The council now faces a damages bill running into tens of thousands of pounds when a settlement is reached early next year.
The tribunal judgment found that Ms Eriksson "failed to perform any sort of proper investigation into what happened" by not giving Mr Lindsay the opportunity to state his case.
It also found the dance teacher had been left with the impression that as a non-British person he did not "properly understand" how things should be done in a British school.
Mr Lindsay, 38, of Westbury-on-Trym, had worked as a dance teacher in more than 50 schools run by the city council. He had successfully developed shows with children and young people that had gone to venues including Colston Hall and Bath Theatre Royal.
Mr Lindsay says the assault charges further damaged his name because in Caribbean countries the term battery is used for "gang rape".
He told the Evening Post: "My life has been ruined. I have walked down the street and had people saying I beat up children.
"This has destroyed my reputation and almost wrecked my marriage – I would not wish it on anyone.
"Until this incident I loved Bristol and I loved my job but the system has destroyed me and it means I have to leave a city and job that I love.
"There is some serious damage that has been done.
"I have never felt anything like this – I hurt, I really hurt.
"I have made up my mind – I don't want to teach anymore. I will take my skills to somewhere where they are appreciated."
Describing the incident, Mr Lindsay said: "I did not receive the personal support I expected.
"I was not given the opportunity to put my side of the story across and it was blown out of all proportion.

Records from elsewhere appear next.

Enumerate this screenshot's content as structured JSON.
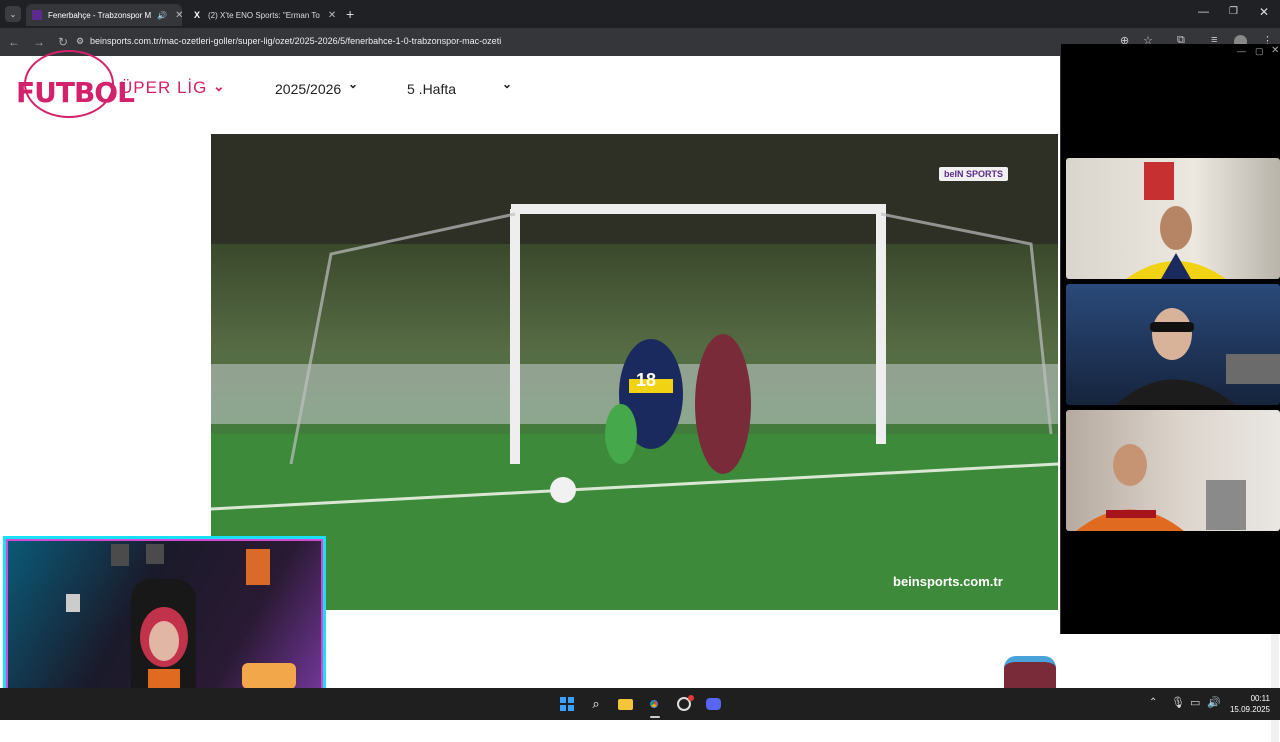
{
  "browser": {
    "tabs": [
      {
        "title": "Fenerbahçe - Trabzonspor M",
        "active": true
      },
      {
        "title": "(2) X'te ENO Sports: \"Erman To",
        "active": false
      }
    ],
    "url": "beinsports.com.tr/mac-ozetleri-goller/super-lig/ozet/2025-2026/5/fenerbahce-1-0-trabzonspor-mac-ozeti"
  },
  "overlay": {
    "logo_text": "FUTBOL"
  },
  "filters": {
    "league": "ÜPER LİG",
    "season": "2025/2026",
    "week": "5 .Hafta"
  },
  "video": {
    "channel_logo": "beIN SPORTS",
    "watermark": "beinsports.com.tr",
    "player_number": "18"
  },
  "taskbar": {
    "time": "00:11",
    "date": "15.09.2025"
  },
  "colors": {
    "accent_pink": "#d3226b",
    "fb_yellow": "#f2d313",
    "fb_navy": "#1b2a5e",
    "ts_claret": "#7a2b3a",
    "stream_frame_cyan": "#19e0f5"
  }
}
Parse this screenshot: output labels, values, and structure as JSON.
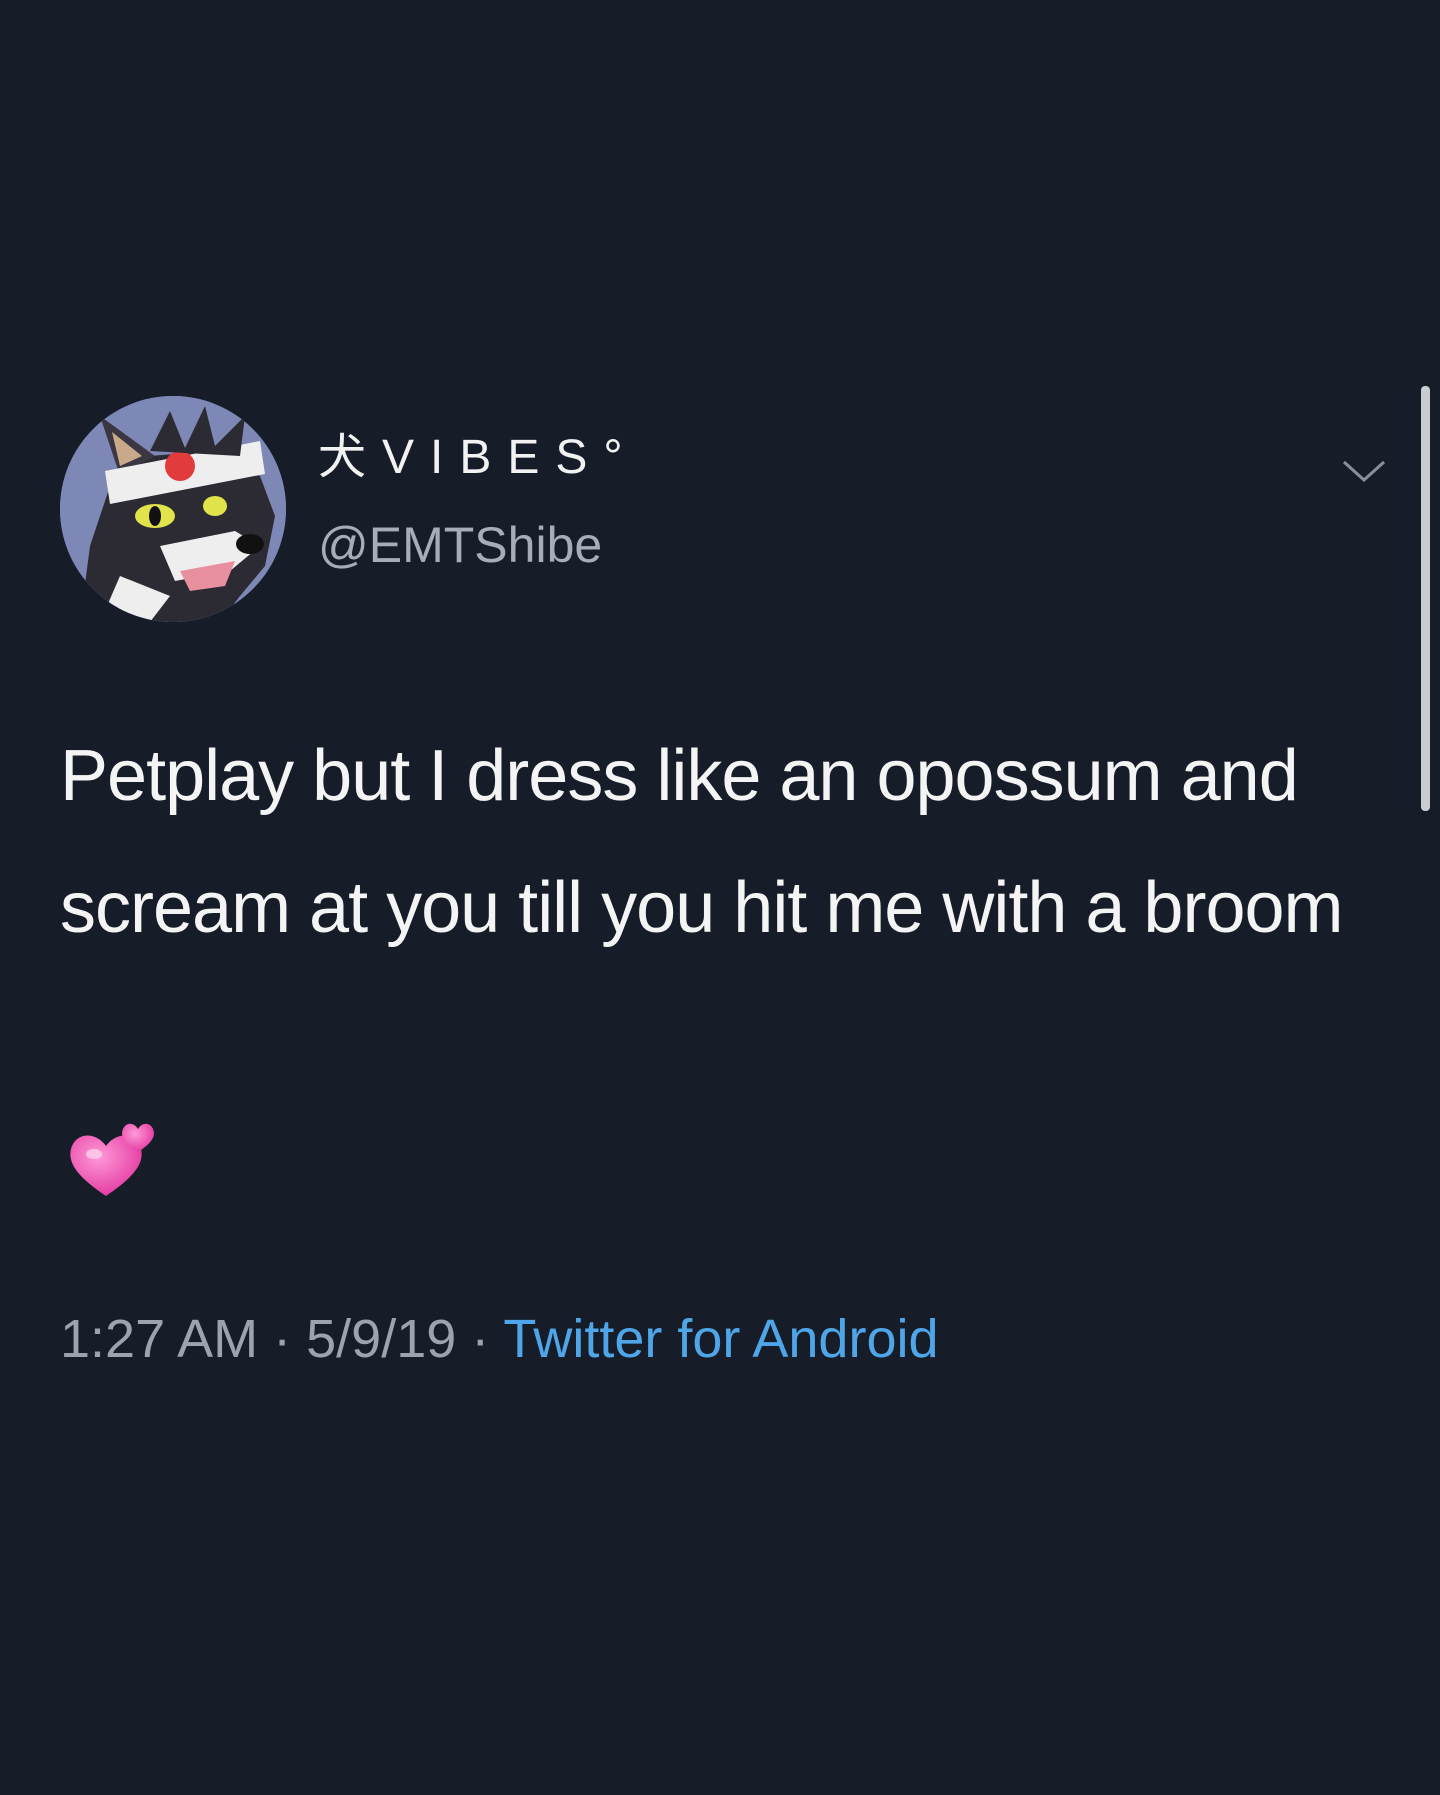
{
  "tweet": {
    "display_name": "犬VIBES°",
    "handle": "@EMTShibe",
    "text": "Petplay but I dress like an opossum and scream at you till you hit me with a broom",
    "emoji": "💞",
    "time": "1:27 AM",
    "separator": "·",
    "date": "5/9/19",
    "source": "Twitter for Android"
  },
  "icons": {
    "menu": "chevron-down-icon",
    "avatar": "shiba-character-avatar",
    "emoji": "revolving-hearts-icon"
  },
  "colors": {
    "background": "#161d29",
    "text_primary": "#f4f4f4",
    "text_secondary": "#9ba3ad",
    "link": "#4ea6e8",
    "emoji_pink": "#f24fb0"
  }
}
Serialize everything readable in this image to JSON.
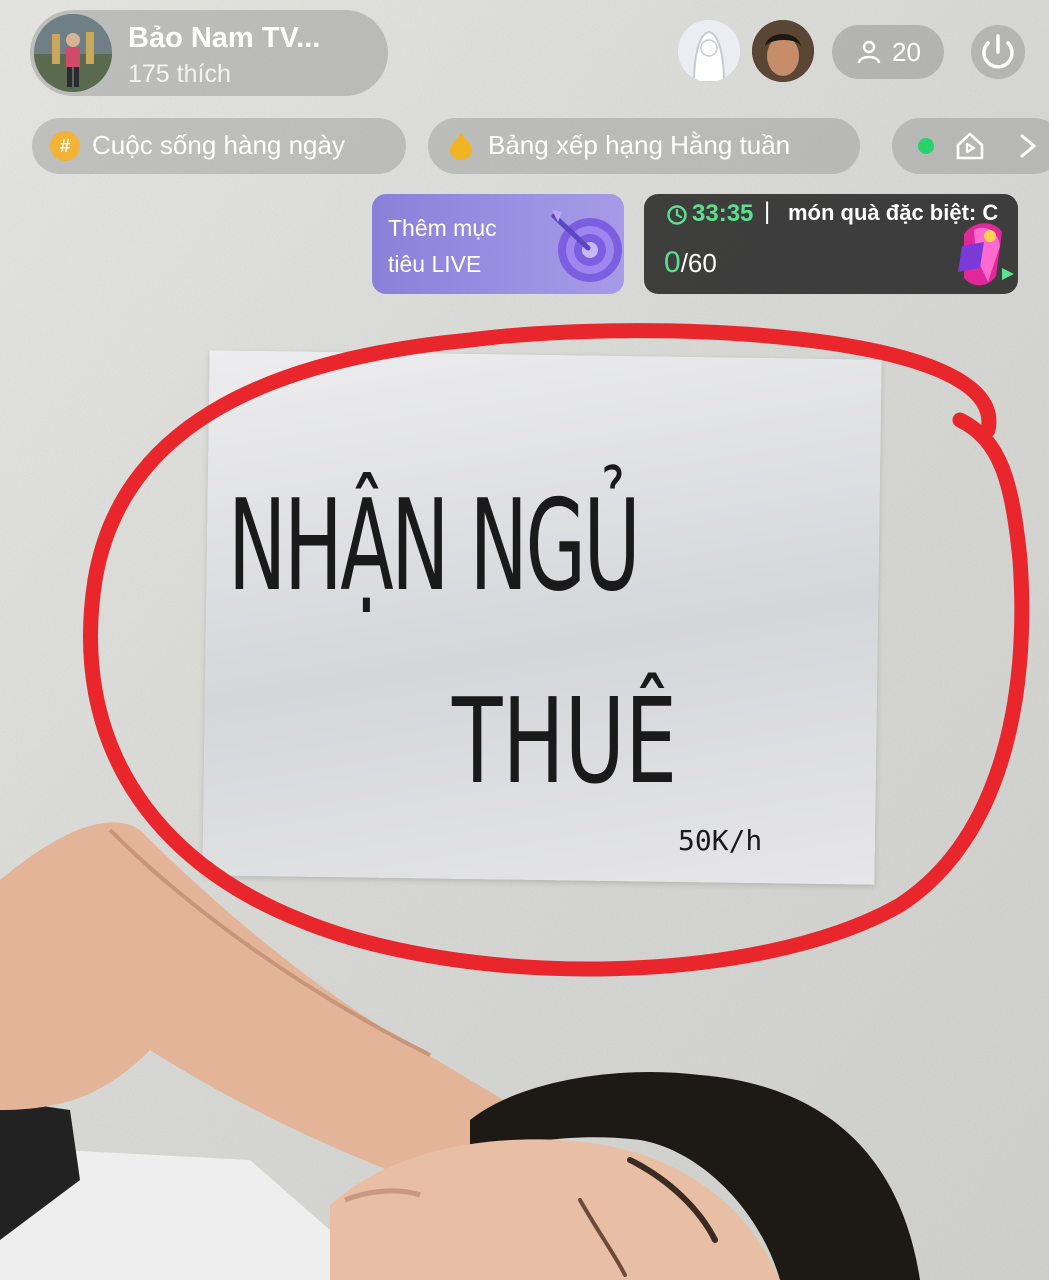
{
  "header": {
    "streamer_name": "Bảo Nam TV...",
    "likes": "175 thích",
    "viewer_count": "20"
  },
  "tags": {
    "category": "Cuộc sống hàng ngày",
    "ranking": "Bảng xếp hạng Hằng tuần"
  },
  "goal": {
    "label": "Thêm mục tiêu LIVE"
  },
  "gift": {
    "timer": "33:35",
    "separator": "|",
    "title": "món quà đặc biệt: C",
    "current": "0",
    "total": "/60"
  },
  "sign": {
    "line1": "NHẬN NGỦ",
    "line2": "THUÊ",
    "price": "50K/h"
  },
  "colors": {
    "circle": "#e8262c",
    "timer_green": "#5ce08e",
    "goal_purple": "#9a8fe0"
  },
  "icons": {
    "viewer": "person-icon",
    "power": "power-icon",
    "category": "hash-icon",
    "ranking": "flame-icon",
    "live_dot": "green-dot-icon",
    "home": "house-icon",
    "more": "chevron-right-icon",
    "goal": "target-icon",
    "timer": "clock-icon",
    "gift": "gift-icon"
  }
}
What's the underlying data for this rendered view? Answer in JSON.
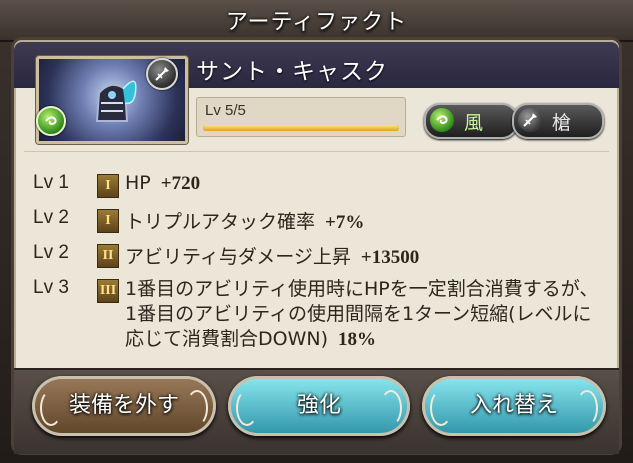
{
  "window": {
    "title": "アーティファクト"
  },
  "artifact": {
    "name": "サント・キャスク",
    "level_text": "Lv 5/5",
    "level_progress": 1.0,
    "element": {
      "label": "風",
      "icon": "wind-element-icon",
      "color": "#3fa82a"
    },
    "weapon": {
      "label": "槍",
      "icon": "spear-icon"
    },
    "portrait_icon": "helmet-portrait"
  },
  "skills": [
    {
      "level": "Lv 1",
      "rank": "I",
      "text": "HP",
      "value": "+720"
    },
    {
      "level": "Lv 2",
      "rank": "I",
      "text": "トリプルアタック確率",
      "value": "+7%"
    },
    {
      "level": "Lv 2",
      "rank": "II",
      "text": "アビリティ与ダメージ上昇",
      "value": "+13500"
    },
    {
      "level": "Lv 3",
      "rank": "III",
      "text": "1番目のアビリティ使用時にHPを一定割合消費するが、1番目のアビリティの使用間隔を1ターン短縮(レベルに応じて消費割合DOWN)",
      "value": "18%"
    }
  ],
  "buttons": {
    "unequip": "装備を外す",
    "enhance": "強化",
    "replace": "入れ替え"
  },
  "colors": {
    "accent_teal": "#5cc6d4",
    "level_bar": "#f0b840",
    "panel": "#ece6d8"
  }
}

"The system has told me I need to be an animal and that I should have stood back and let those children tear each other apart. I am a human being and I did what was right and acted in their best interests. All I did was use my index finger and thumb on their collars to keep them apart."
Mr Lindsay said Ms Eriksson's comment had been "very racist".
He said: "I was stereotyped. I felt degraded and after it had sunk in, the humiliation kicked in.
"The week during the magistrates court case was hell but I had to stay focused.
"The tribunal was very hard as well. At one point I had to go out and just burst into tears.
"This was an incident that happens in schools all the time and there had just been a massive overreaction.
"When the verdict came I felt a great relief but sadness at the same time. I felt relief because the case was not just for me but for anyone who has faced injustice from all walks of life and sadness because racism still exists."
Describing his feelings towards Ms Eriksson, who has since left Millpond Primary School and is now the head teacher at Glenfrome Primary in Eastville, Mr Lindsay said: "I do not hate Susan – if anything I feel sorry for her. At the end of the tribunal I gave her a hug.
"I now feel like I want to take a step back and focus on my life. I want to be with my family and my true friends. I just hope the council learn from this and realise what an effect they can have on people's lives."
City council spokeswoman Katharine de Lisle said the authority had received the full written reasons for the judgement from the Employment Tribunal yesterday afternoon.
She said: "We recognise that it raises very serious issues. We are seeking legal advice and can't comment further at this stage, except to say that the findings will receive full consideration."
Jibin Philip, from Avon and Bristol Law Centre who represented Mr Lindsay at the hearing last month, said: "We are delighted that Mr Lindsay has been exonerated. No one should suffer like him. If you think you've experienced discrimination at work, don't put up with it. Get advice from the Law Centre or a similar service."